AIDS is declining in sub-Saharan Africa, thanks largely to religious leaders and their sermons about abstinence and fidelity.
That seems counterintuitive to some Westerners, who presume that churches oppose the distribution of condoms and that ministers cite the HIV epidemic as evidence of God's wrath.
Such Western observers often believe that any progress in preventing or managing the devastating illness must have come exclusively from the use of medicine with the help of American and European nongovernmental organizations (NGOs).
Not so, researchers Jenny Trinitapoli and Alexander Weinreb write in Slate, an online magazine.
"As a single class of people, local religious leaders sit at the very top of our list of who should receive credit for the behavior changes that have curbed the spread of HIV in Africa," Trinitapoli and Weinreb write.
And these African leaders' messages about AIDS came well before the Western groups got involved.
"For nearly two decades, religious leaders of various stripes in Malawi a religiously diverse country with high HIV prevalence have been offering practical messages about how to resist the temptation of beautiful women, how to prevent jealousies in polygynous households, how to discern whether a boyfriend or girlfriend will be a faithful spouse in the long run, and why withholding sex within marriage might be risky for both partners," the researchers write. "These messages have mattered.
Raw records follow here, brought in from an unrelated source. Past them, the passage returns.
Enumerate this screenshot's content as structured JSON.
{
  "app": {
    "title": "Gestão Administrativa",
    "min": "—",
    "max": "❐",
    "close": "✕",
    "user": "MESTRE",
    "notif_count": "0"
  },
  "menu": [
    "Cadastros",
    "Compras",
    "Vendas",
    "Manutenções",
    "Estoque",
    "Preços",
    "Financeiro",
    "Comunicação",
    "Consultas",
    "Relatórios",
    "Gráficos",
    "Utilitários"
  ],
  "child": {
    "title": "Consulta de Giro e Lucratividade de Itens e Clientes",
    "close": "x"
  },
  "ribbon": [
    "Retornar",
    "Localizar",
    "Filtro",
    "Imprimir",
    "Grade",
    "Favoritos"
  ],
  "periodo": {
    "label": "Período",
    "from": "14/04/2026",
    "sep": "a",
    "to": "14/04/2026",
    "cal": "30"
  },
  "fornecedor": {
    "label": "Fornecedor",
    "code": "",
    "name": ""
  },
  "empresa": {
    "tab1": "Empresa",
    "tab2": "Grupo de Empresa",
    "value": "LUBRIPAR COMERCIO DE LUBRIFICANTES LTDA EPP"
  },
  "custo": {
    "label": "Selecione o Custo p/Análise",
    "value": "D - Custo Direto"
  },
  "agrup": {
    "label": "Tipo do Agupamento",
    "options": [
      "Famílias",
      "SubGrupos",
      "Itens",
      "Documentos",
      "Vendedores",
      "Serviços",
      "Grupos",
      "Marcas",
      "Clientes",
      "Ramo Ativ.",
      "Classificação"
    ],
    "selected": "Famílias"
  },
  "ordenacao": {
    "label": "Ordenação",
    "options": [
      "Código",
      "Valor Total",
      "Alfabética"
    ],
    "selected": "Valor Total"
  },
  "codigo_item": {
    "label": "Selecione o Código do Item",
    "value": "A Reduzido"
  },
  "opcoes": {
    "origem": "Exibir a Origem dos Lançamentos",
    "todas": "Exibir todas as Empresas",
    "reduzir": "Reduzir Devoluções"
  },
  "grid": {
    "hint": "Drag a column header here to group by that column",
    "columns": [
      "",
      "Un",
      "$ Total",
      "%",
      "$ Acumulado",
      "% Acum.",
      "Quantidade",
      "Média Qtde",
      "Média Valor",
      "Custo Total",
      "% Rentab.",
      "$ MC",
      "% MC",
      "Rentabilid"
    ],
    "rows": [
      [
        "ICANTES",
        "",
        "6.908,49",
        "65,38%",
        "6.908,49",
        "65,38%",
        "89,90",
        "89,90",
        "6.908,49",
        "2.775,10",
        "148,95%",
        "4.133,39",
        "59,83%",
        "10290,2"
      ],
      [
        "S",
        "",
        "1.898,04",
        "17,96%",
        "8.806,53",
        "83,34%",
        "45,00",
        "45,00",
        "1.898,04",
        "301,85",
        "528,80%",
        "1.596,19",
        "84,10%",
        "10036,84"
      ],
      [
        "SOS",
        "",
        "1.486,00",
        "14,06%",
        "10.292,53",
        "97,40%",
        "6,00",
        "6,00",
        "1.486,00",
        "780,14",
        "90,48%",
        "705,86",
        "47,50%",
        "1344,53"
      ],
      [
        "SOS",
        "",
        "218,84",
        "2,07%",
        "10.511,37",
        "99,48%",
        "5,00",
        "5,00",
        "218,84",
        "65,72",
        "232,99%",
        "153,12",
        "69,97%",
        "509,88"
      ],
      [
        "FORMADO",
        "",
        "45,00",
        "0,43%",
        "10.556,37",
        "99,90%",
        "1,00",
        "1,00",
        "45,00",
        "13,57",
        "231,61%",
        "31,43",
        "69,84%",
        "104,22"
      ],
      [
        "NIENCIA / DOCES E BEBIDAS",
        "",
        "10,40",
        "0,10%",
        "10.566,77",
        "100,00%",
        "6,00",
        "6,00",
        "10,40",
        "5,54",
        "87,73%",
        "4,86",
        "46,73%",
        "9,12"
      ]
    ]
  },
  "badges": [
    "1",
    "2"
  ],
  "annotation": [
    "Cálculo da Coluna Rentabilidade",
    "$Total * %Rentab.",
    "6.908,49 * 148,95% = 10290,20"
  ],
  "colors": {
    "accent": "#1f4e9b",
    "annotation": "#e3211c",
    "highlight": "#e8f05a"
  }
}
In congregations where AIDS and sexual mortality are discussed regularly, unmarried people are more likely to report being abstinent and married individuals faithful to their spouses."
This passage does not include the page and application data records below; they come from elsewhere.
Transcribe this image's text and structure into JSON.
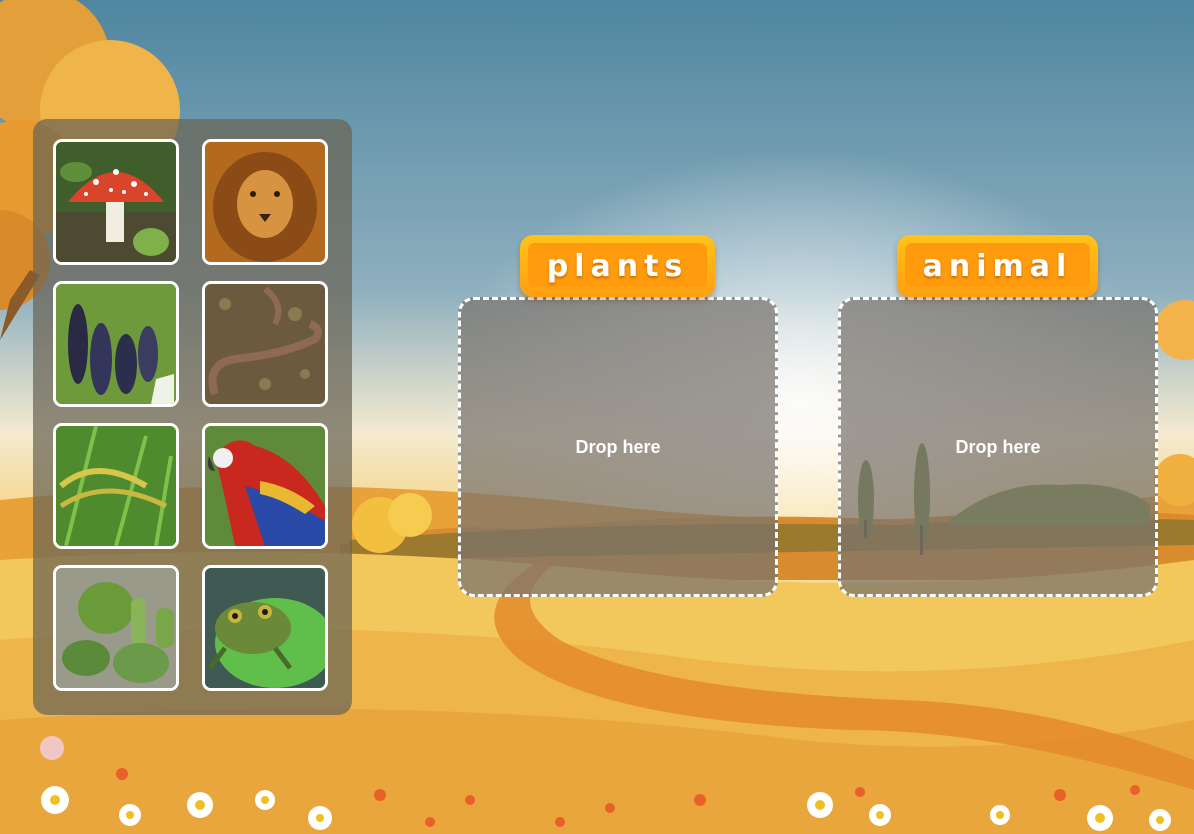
{
  "colors": {
    "sky_top": "#4f88a2",
    "sky_horizon": "#f2e6c0",
    "field": "#f0c25a",
    "label_orange": "#ff9b0c",
    "zone_fill": "#7a7570"
  },
  "tray": {
    "cards": [
      {
        "subject": "mushroom",
        "label": "mushroom"
      },
      {
        "subject": "lion",
        "label": "lion"
      },
      {
        "subject": "grapes",
        "label": "grapes"
      },
      {
        "subject": "snake",
        "label": "snake"
      },
      {
        "subject": "rice",
        "label": "rice"
      },
      {
        "subject": "parrot",
        "label": "parrot"
      },
      {
        "subject": "cactus",
        "label": "cactus"
      },
      {
        "subject": "frog",
        "label": "frog"
      }
    ]
  },
  "categories": [
    {
      "label": "plants",
      "drop_text": "Drop here"
    },
    {
      "label": "animal",
      "drop_text": "Drop here"
    }
  ]
}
Sermons about "abstinence and faithfulness have been pragmatic and effective," they write. "They have reduced the spread of HIV in countless African communities that have been unreached by resources from the Global Fund and its counterparts."
Why hasn't this story been told? ask Trinitapoli and Weinreb, authors of the book, "Religion and AIDS in Africa."
"The West is still in the thrall of the outdated assumption," they write, "that societies need to jettison old superstitions [religion in particular] in order to modernize."
That does not fit their experience.
Africa is "a place, like any other, in which people converse about and respond to AIDS, famine, war, and plain-old daily hardships in contested and complex ways," Trinitapoli and Weinreb write. "On the world's most religious continent, people use religious ideas, language and organizations to address problems, big and small."
Peggy Fletcher Stack